Hot isostatic press (HIP) supplier Quintus Technologies has supplied a press to additive manufacturing (AM) specialist Sintavia, LLC, as part of its 10,000 ft2 metal AM center.

The model QIH 15L press will give Sintavia serial production capability for metal parts that meet the quality control standards required by the aerospace and defense industry.

‘Without HIP technology, AM parts are susceptible to porosity and lack of fusion,’ said Sintavia founder Brian Neff. ‘HIP allows for near 100% net-density parts.’

The press is equipped with Quintus’s Uniform Rapid Cooling (URC), which, by incorporating densification and heat treatment in the same equipment, can shorten cycle times for higher productivity. The press features a hot zone capability of 7.3 x 19.7 inches (186 x 500mm), enables pressures up to 30,000 psi (207 MPa), and handles temperatures up to 2550°F (1400°C). It is delivered as a complete unit, with gas compressing system, cooling unit, transformers, electrical cabinets, and pressure vessel mounted in a 103 x 73-inch skid. The QIH 15L will play a role in allowing Sintavia’s aviation customers to respond to the mandate to compress build-to-fly time, Quintus says.
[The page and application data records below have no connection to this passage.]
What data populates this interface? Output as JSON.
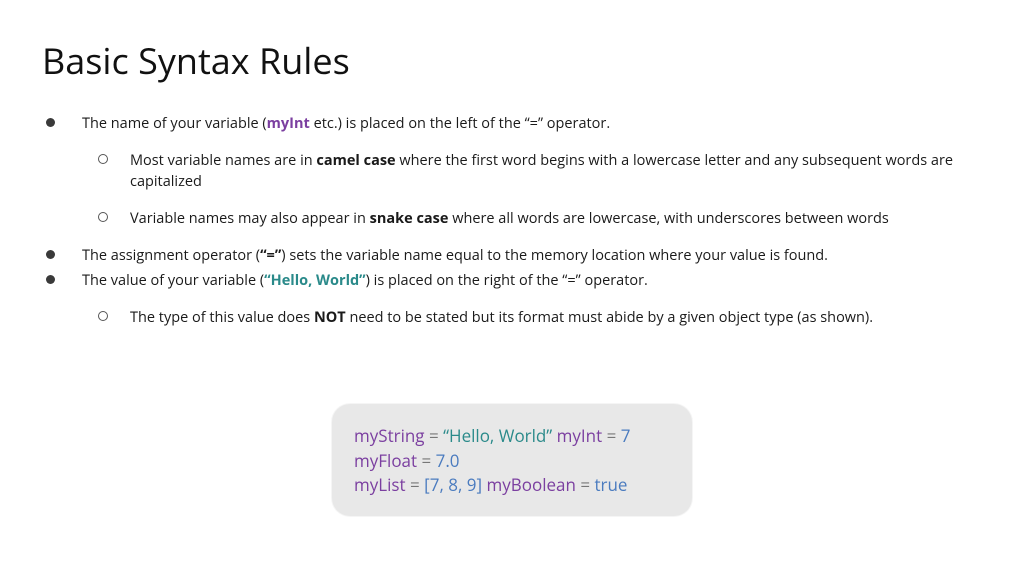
{
  "title": "Basic Syntax Rules",
  "bullets": {
    "b1_pre": "The name of your variable (",
    "b1_var": "myInt",
    "b1_post": " etc.) is placed on the left of the “=” operator.",
    "b1_sub1_pre": "Most variable names are in ",
    "b1_sub1_bold": "camel case",
    "b1_sub1_post": " where the first word begins with a lowercase letter and any subsequent words are capitalized",
    "b1_sub2_pre": "Variable names may also appear in ",
    "b1_sub2_bold": "snake case",
    "b1_sub2_post": " where all words are lowercase, with underscores between words",
    "b2_pre": "The assignment operator (",
    "b2_bold": "“=”",
    "b2_post": ") sets the variable name equal to the memory location where your value is found.",
    "b3_pre": "The value of your variable (",
    "b3_val": "“Hello, World”",
    "b3_post": ") is placed on the right of the “=” operator.",
    "b3_sub1_pre": "The type of this value does ",
    "b3_sub1_bold": "NOT",
    "b3_sub1_post": " need to be stated but its format must abide by a given object type (as shown)."
  },
  "code": {
    "l1": {
      "v1": "myString",
      "eq": " = ",
      "s1": "“Hello, World”",
      "sp": " ",
      "v2": "myInt",
      "n1": "7"
    },
    "l2": {
      "v1": "myFloat",
      "eq": " = ",
      "n1": "7.0"
    },
    "l3": {
      "v1": "myList",
      "eq": " = ",
      "arr": "[7, 8, 9]",
      "sp": " ",
      "v2": "myBoolean",
      "b1": "true"
    }
  }
}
Crucial parts

‘Quintus HIPs set the industry standard for technology and safety,’ said Sintavia co-founder and president Doug Hedges. ‘While heat treatment is widespread, there is not a lot of HIP capacity available today. As the demand increases, we wanted to stay in front of the curve, controlling our own HIP needs.’

‘As the AM process continues to penetrate various supply chains, not just aerospace and defense, you’ll see more applications requiring HIP-ing,’ added Neff. ‘For certain very critical parts, HIP will become more or less the standard.’

The press, fully pretested in the Quintus workshop, will be shipped from Västerås, Sweden, in July. It will be commissioned and up and running in September 2016. 

This story is reprinted from material from Quintus, with editorial changes made by Materials Today. The views expressed in this article do not necessarily represent those of Elsevier.